Provided records:
┄┄┄┄┄┄┄┄┄┄
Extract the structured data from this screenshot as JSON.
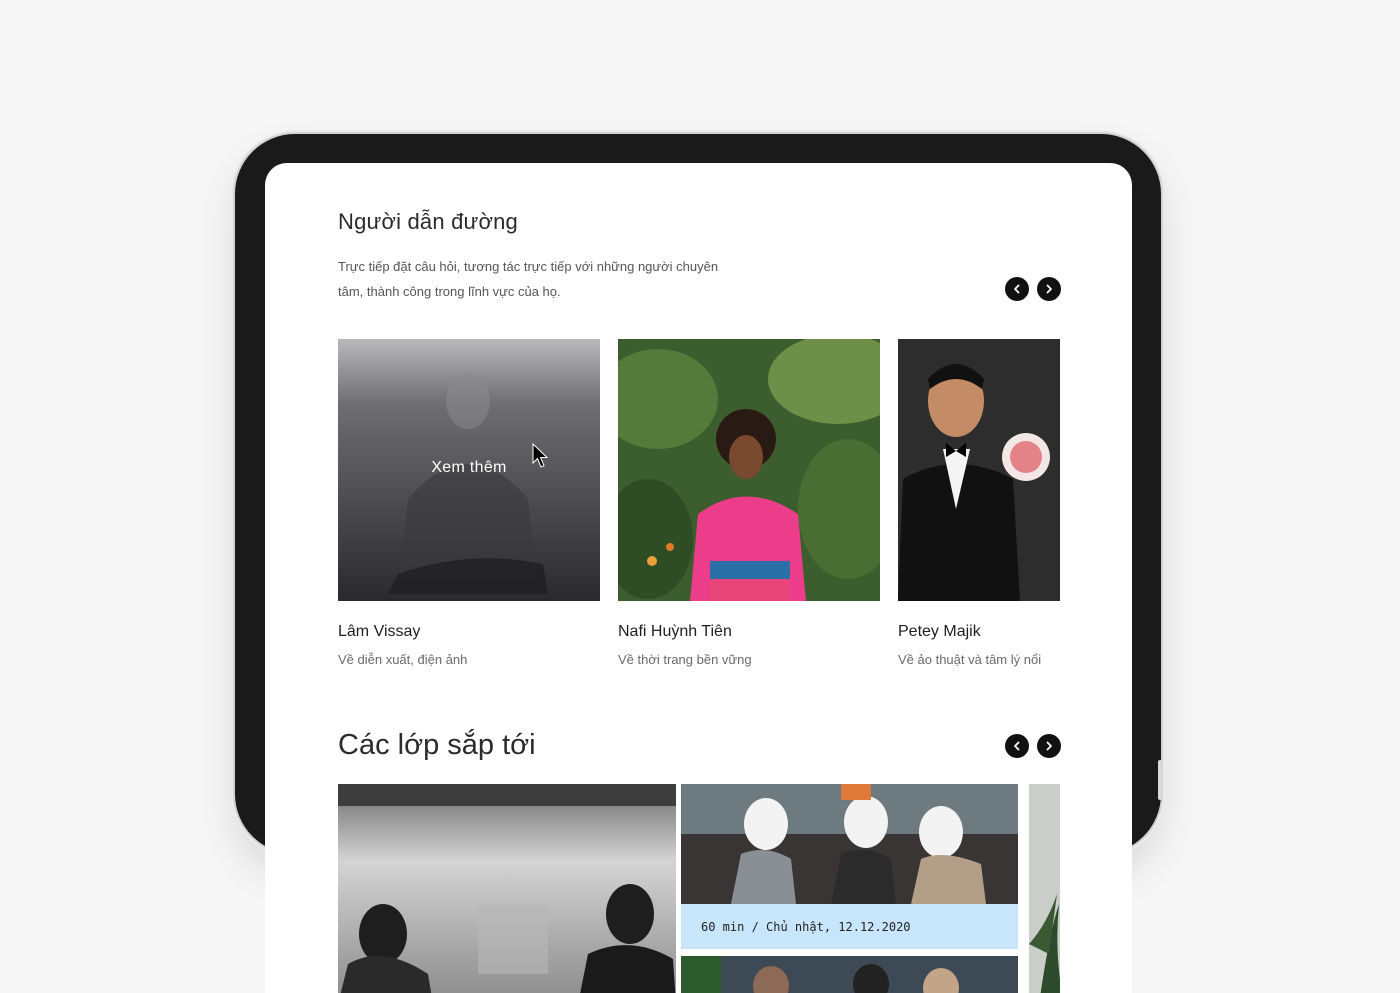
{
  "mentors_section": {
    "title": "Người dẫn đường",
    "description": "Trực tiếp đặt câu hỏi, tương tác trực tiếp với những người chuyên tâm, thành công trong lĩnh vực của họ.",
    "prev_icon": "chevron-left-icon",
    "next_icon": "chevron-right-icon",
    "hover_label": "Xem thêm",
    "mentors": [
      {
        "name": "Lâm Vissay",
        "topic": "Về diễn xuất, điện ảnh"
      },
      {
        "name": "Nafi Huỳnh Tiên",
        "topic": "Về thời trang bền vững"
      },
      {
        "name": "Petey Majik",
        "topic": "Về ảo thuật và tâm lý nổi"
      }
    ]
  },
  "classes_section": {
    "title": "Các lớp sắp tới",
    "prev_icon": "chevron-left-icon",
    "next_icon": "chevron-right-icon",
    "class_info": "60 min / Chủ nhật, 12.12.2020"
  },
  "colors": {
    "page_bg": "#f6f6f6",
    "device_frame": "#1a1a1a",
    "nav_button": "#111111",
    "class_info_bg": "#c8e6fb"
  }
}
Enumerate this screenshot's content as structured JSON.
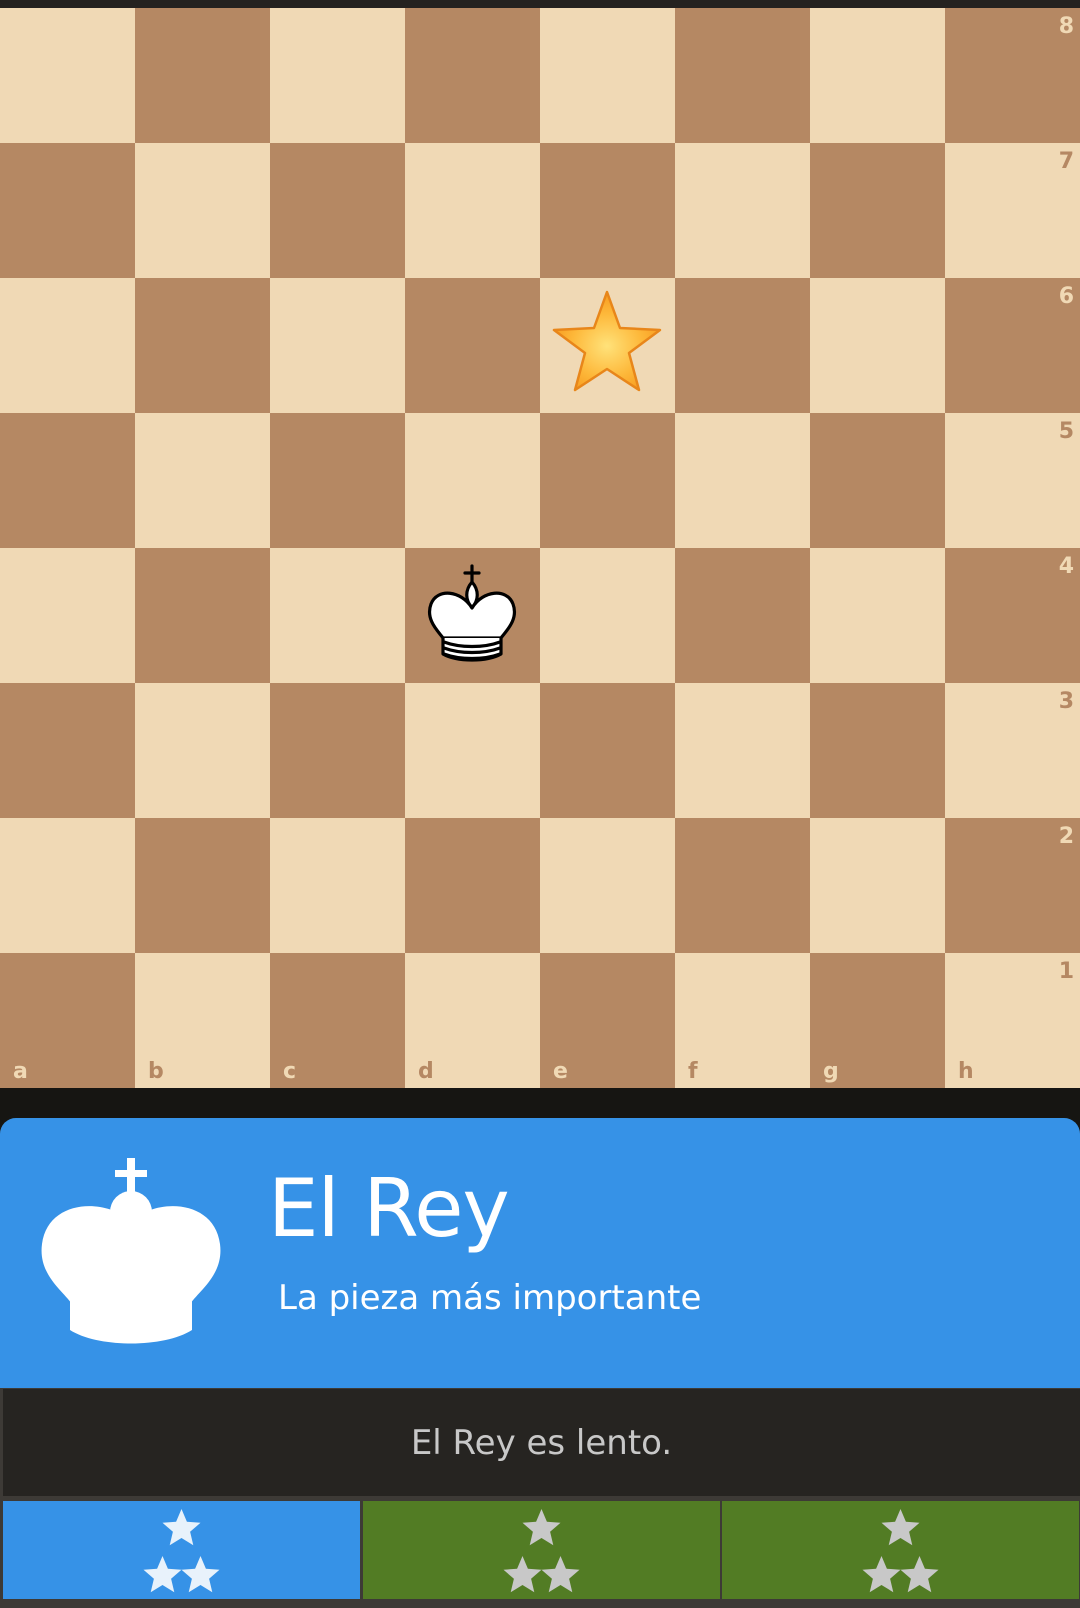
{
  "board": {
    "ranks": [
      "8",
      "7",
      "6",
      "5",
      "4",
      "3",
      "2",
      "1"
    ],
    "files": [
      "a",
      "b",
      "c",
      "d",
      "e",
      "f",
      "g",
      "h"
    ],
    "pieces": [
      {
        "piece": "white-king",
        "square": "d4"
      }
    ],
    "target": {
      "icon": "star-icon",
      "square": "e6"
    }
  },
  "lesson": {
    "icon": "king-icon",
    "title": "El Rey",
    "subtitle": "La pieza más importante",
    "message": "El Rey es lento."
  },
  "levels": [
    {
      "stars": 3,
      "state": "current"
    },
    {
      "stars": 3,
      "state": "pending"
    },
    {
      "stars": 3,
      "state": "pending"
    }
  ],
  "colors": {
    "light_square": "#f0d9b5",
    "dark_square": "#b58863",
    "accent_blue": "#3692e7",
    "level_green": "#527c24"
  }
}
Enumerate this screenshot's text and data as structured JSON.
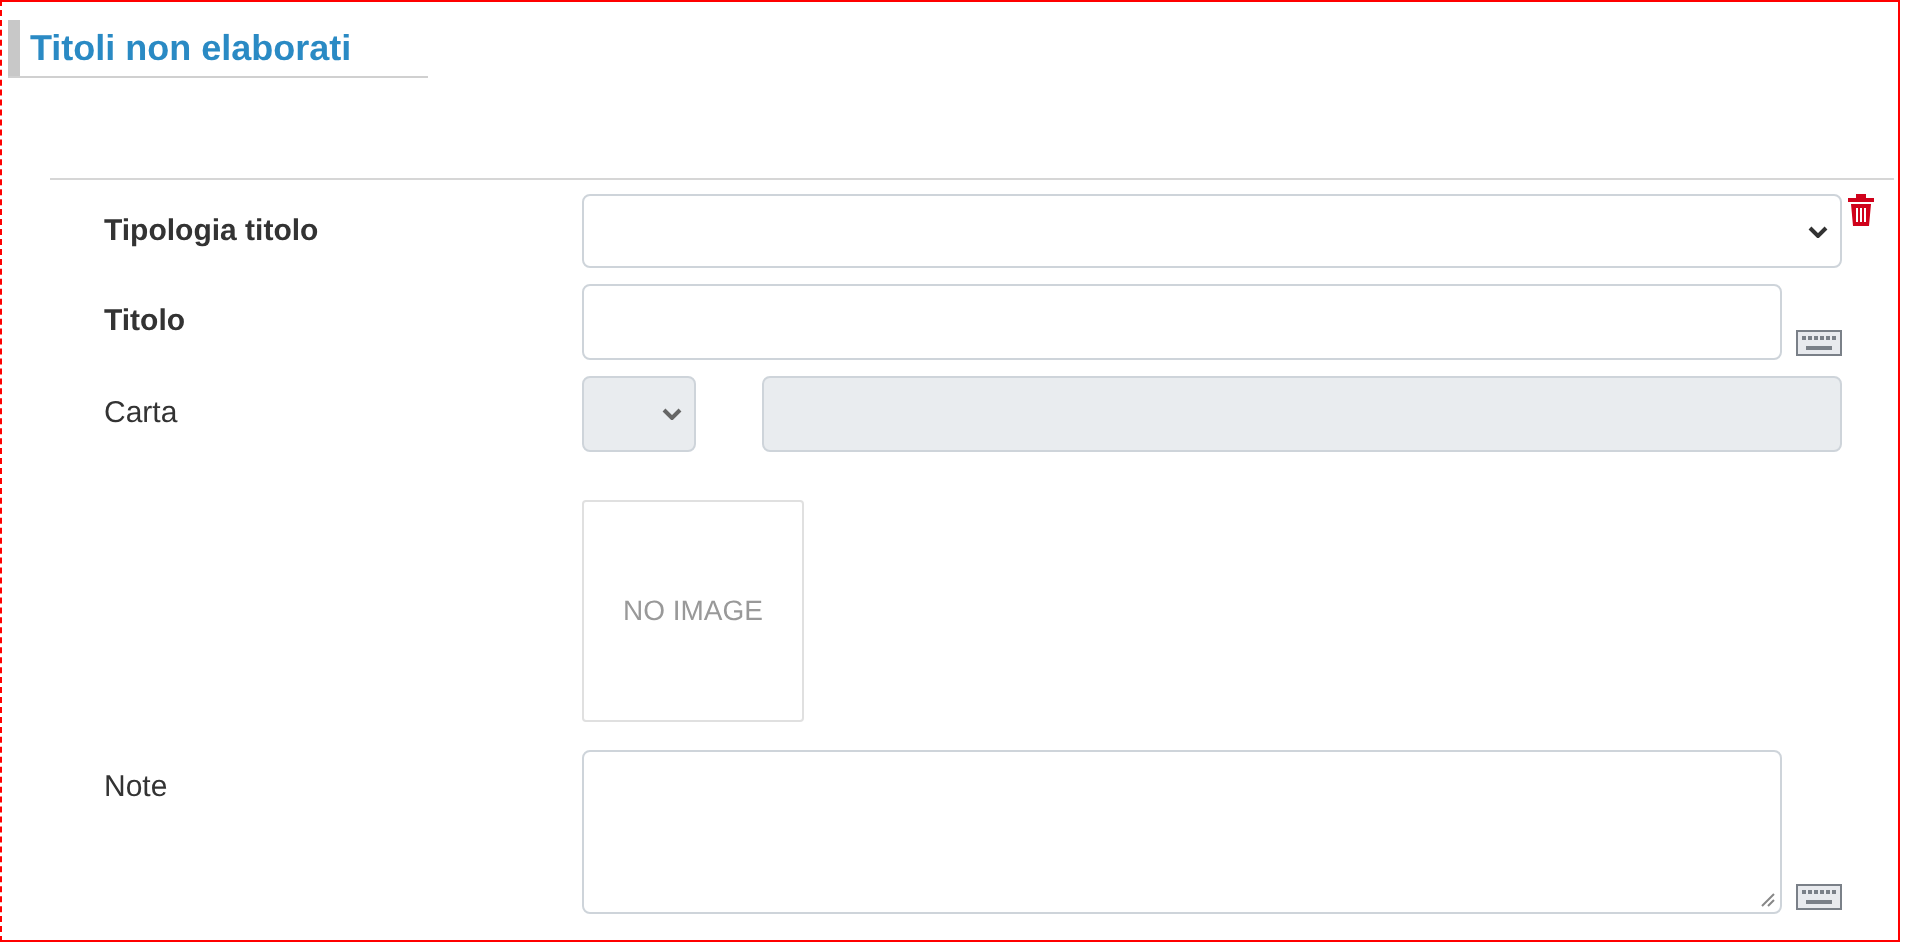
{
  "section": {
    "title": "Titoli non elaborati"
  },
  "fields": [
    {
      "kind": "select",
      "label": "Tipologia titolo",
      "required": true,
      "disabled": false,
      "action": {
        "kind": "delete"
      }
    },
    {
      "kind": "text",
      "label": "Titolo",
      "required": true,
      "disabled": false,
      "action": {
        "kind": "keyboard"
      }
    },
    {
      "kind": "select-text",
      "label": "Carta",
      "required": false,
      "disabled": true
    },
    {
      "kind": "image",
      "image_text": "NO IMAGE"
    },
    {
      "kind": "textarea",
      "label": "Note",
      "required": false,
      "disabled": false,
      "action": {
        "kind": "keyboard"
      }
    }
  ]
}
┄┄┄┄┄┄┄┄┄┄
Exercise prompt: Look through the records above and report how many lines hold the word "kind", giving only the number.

Result: 8